The Mount Brisbane Range stands like a wall on the western shoreline of Somerset Dam. It reaches heights of almost seven hundred metres, and is covered with National Park and cattle properties. Today we got a rare opportunity to explore it on our bikes.
Reedy Creek is a delightful hidden valley tucked into a secret corner of the D’Aguilar Range. We’ve ridden near it many times, but never even suspected it was there.
In 1893 Brisbane experienced its biggest flood in recorded history. In order to get a message to residents of the impending danger, a heroic rider named Billy Mateer rode his horse over the D’Aguilar Range from Caboonbah (near present-day Toogoolawah) to North Pine (now called Petrie). He did it in one day, crossing flooded creeks and following rough bush tracks.
The purpose of this two-day ride was to honor Billy, and to visit some of the country he traversed.
Roads are like people: there are many of them, new ones are constantly being born, and they eventually grow old and die. Today we explored one old road that is slowly being reclaimed by the earth.
This large multi-day adventure took us on a rugged but picturesque loop of the South Burnett, including the foothills of the Bunya Mountains. It had everything – rail trails, old stock routes, thick forests, big climbs, long descents, and even some organic wine.
Today’s adventure took us in a big loop from Mount Crosby and around Lake Manchester, stopping at a pleasant section of the Brisbane River along the way.

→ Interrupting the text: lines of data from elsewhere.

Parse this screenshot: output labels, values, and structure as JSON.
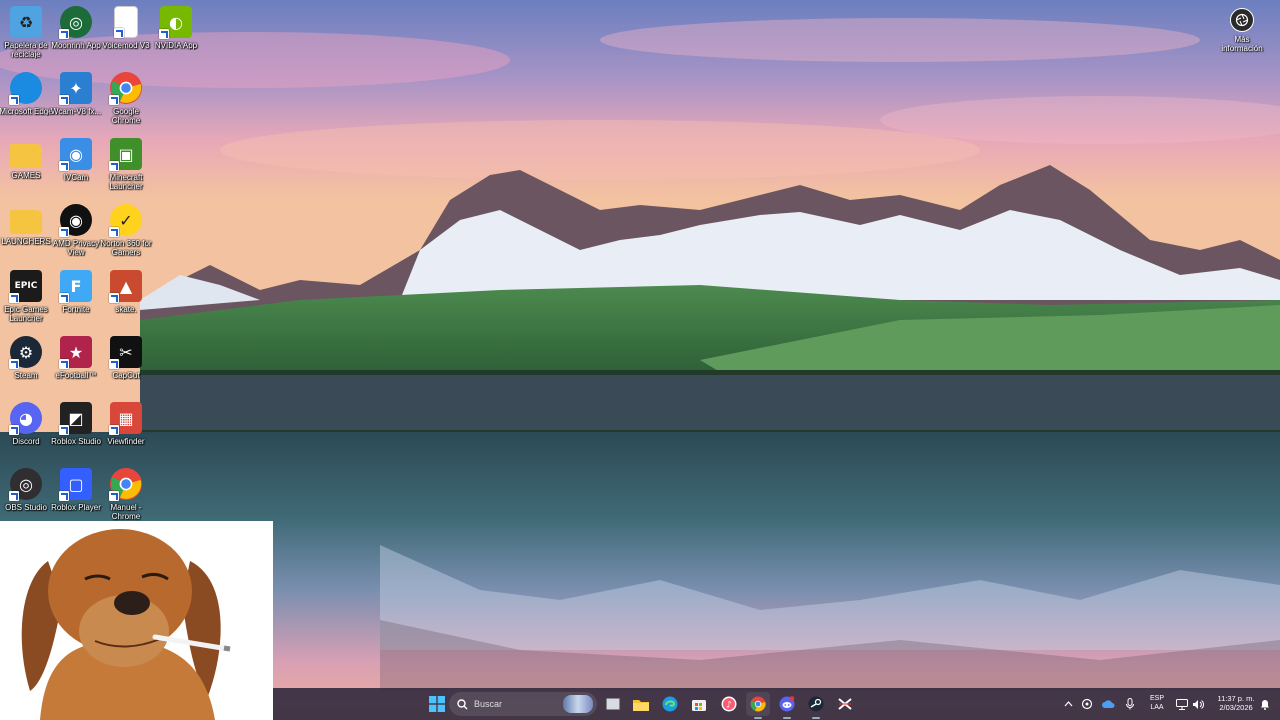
{
  "desktop": {
    "icons": [
      {
        "label": "Papelera de reciclaje",
        "icon": "recycle-bin-icon",
        "color": "#4fa3e0"
      },
      {
        "label": "Moonrinh App",
        "icon": "moonrinh-icon",
        "color": "#1e6b3a"
      },
      {
        "label": "Voicemod V3",
        "icon": "document-icon",
        "color": "#ffffff"
      },
      {
        "label": "NVIDIA App",
        "icon": "nvidia-icon",
        "color": "#76b900"
      },
      {
        "label": "Microsoft Edge",
        "icon": "edge-icon",
        "color": "#1a8be0"
      },
      {
        "label": "Wcam-V8 fx...",
        "icon": "wcam-icon",
        "color": "#2a7fd0"
      },
      {
        "label": "Google Chrome",
        "icon": "chrome-icon",
        "color": "#e8453c"
      },
      {
        "label": "GAMES",
        "icon": "folder-icon",
        "color": "#f5c542"
      },
      {
        "label": "IVCam",
        "icon": "ivcam-icon",
        "color": "#3a8ee6"
      },
      {
        "label": "Minecraft Launcher",
        "icon": "minecraft-icon",
        "color": "#3f8f2a"
      },
      {
        "label": "LAUNCHERS",
        "icon": "folder-icon",
        "color": "#f5c542"
      },
      {
        "label": "AMD Privacy View",
        "icon": "eye-icon",
        "color": "#111111"
      },
      {
        "label": "Norton 360 for Gamers",
        "icon": "norton-icon",
        "color": "#ffd21e"
      },
      {
        "label": "Epic Games Launcher",
        "icon": "epic-games-icon",
        "color": "#1b1b1b"
      },
      {
        "label": "Fortnite",
        "icon": "fortnite-icon",
        "color": "#3fa9f5"
      },
      {
        "label": "skate.",
        "icon": "skate-icon",
        "color": "#c94a2e"
      },
      {
        "label": "Steam",
        "icon": "steam-icon",
        "color": "#1b2838"
      },
      {
        "label": "eFootball™",
        "icon": "efootball-icon",
        "color": "#b0234b"
      },
      {
        "label": "CapCut",
        "icon": "capcut-icon",
        "color": "#111111"
      },
      {
        "label": "Discord",
        "icon": "discord-icon",
        "color": "#5865f2"
      },
      {
        "label": "Roblox Studio",
        "icon": "roblox-studio-icon",
        "color": "#222222"
      },
      {
        "label": "Viewfinder",
        "icon": "viewfinder-icon",
        "color": "#d9473b"
      },
      {
        "label": "OBS Studio",
        "icon": "obs-icon",
        "color": "#302e31"
      },
      {
        "label": "Roblox Player",
        "icon": "roblox-icon",
        "color": "#335fff"
      },
      {
        "label": "Manuel - Chrome",
        "icon": "chrome-icon",
        "color": "#e8453c"
      }
    ],
    "info_label": "Más información"
  },
  "taskbar": {
    "search_placeholder": "Buscar",
    "apps": [
      {
        "icon": "windows-start-icon"
      },
      {
        "icon": "search-icon"
      },
      {
        "icon": "task-view-icon"
      },
      {
        "icon": "file-explorer-icon"
      },
      {
        "icon": "edge-icon"
      },
      {
        "icon": "microsoft-store-icon"
      },
      {
        "icon": "itunes-icon"
      },
      {
        "icon": "chrome-icon"
      },
      {
        "icon": "discord-icon"
      },
      {
        "icon": "steam-icon"
      },
      {
        "icon": "capcut-icon"
      }
    ],
    "tray": {
      "language_1": "ESP",
      "language_2": "LAA",
      "time": "11:37 p. m.",
      "date": "2/03/2026"
    }
  }
}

“It’s going to be hilly” I warned my friends before we embarked on this adventure which involved a hill-top loop between Gold Creek Reservoir and Mermaid Mountain.